[Dataset rows for apps and sites]
= Beginning of Section =
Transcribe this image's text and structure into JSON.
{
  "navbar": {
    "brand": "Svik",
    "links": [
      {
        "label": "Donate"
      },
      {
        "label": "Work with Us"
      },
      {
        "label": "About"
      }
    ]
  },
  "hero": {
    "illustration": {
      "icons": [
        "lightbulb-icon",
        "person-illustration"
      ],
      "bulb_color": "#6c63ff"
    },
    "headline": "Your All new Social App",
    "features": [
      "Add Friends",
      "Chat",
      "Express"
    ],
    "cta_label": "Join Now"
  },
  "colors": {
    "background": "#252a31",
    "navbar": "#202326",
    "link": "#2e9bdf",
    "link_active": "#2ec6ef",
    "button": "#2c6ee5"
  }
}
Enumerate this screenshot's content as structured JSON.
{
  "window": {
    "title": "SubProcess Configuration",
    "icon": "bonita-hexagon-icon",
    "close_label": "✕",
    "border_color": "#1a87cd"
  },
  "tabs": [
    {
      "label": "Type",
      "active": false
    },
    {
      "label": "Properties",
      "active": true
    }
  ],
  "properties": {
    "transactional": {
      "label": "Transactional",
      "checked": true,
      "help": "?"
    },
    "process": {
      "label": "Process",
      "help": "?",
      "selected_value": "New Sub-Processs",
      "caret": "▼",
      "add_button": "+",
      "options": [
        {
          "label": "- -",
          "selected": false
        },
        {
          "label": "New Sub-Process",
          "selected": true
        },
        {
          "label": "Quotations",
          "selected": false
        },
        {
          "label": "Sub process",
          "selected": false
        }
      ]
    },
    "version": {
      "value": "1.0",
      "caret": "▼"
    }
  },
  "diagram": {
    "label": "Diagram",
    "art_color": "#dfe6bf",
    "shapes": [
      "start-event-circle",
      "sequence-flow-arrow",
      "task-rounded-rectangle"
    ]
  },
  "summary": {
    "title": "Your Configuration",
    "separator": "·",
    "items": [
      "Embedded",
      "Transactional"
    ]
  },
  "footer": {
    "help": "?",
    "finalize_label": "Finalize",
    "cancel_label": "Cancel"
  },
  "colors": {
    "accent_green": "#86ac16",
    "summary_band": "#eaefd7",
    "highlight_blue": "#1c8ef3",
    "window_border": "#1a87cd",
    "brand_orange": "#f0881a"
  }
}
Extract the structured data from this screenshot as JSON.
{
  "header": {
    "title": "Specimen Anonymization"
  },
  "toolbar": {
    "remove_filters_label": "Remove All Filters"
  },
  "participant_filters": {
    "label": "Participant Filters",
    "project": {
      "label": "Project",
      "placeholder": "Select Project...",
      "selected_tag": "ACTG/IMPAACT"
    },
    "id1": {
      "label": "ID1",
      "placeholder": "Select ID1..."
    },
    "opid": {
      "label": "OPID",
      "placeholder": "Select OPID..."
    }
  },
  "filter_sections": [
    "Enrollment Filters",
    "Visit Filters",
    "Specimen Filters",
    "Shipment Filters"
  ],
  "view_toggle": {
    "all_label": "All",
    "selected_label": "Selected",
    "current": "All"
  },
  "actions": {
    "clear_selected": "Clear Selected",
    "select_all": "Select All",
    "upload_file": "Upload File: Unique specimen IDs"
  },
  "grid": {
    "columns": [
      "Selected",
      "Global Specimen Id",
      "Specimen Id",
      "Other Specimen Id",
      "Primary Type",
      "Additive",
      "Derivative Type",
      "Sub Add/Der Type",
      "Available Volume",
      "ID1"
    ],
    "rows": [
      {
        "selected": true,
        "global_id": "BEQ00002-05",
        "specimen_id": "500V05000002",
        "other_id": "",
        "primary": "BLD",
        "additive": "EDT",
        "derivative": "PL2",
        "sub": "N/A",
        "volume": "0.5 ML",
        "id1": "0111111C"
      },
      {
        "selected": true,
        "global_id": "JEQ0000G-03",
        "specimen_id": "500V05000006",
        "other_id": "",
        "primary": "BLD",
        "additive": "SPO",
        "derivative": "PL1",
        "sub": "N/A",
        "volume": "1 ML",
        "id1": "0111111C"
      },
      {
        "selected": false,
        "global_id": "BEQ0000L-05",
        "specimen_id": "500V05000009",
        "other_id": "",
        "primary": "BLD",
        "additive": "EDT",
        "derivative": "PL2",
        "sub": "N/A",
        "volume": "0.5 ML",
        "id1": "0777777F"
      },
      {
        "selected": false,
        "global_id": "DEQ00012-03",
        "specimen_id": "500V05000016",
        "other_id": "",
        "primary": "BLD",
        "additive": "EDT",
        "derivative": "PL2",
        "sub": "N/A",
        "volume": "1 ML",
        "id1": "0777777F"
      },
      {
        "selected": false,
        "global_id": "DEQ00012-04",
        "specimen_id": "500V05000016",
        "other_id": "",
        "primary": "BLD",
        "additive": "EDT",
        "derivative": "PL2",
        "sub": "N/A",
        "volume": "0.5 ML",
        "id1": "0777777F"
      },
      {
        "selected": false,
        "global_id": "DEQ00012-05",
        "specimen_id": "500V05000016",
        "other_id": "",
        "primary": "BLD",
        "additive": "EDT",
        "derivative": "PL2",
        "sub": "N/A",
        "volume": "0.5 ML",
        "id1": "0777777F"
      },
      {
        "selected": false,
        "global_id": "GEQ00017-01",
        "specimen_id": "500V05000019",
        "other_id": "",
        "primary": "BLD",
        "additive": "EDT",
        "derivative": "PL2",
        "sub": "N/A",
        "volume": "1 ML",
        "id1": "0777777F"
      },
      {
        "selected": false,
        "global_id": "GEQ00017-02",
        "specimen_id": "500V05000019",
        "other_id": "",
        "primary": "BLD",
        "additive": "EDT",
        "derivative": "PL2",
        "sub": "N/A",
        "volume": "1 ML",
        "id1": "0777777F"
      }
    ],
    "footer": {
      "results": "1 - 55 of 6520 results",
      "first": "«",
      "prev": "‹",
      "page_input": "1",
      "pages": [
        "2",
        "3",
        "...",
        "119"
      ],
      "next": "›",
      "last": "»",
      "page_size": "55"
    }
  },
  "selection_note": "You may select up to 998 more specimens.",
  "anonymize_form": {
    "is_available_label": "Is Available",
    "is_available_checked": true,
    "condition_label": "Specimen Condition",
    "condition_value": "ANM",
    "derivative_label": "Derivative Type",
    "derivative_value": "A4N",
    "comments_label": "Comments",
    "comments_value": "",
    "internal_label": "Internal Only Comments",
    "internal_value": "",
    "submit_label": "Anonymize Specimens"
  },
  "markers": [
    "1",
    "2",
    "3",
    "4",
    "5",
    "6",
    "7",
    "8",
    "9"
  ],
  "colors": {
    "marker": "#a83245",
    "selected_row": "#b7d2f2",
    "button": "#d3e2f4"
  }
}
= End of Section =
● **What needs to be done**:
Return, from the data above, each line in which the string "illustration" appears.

● **Task answer**:
    "illustration": {
        "person-illustration"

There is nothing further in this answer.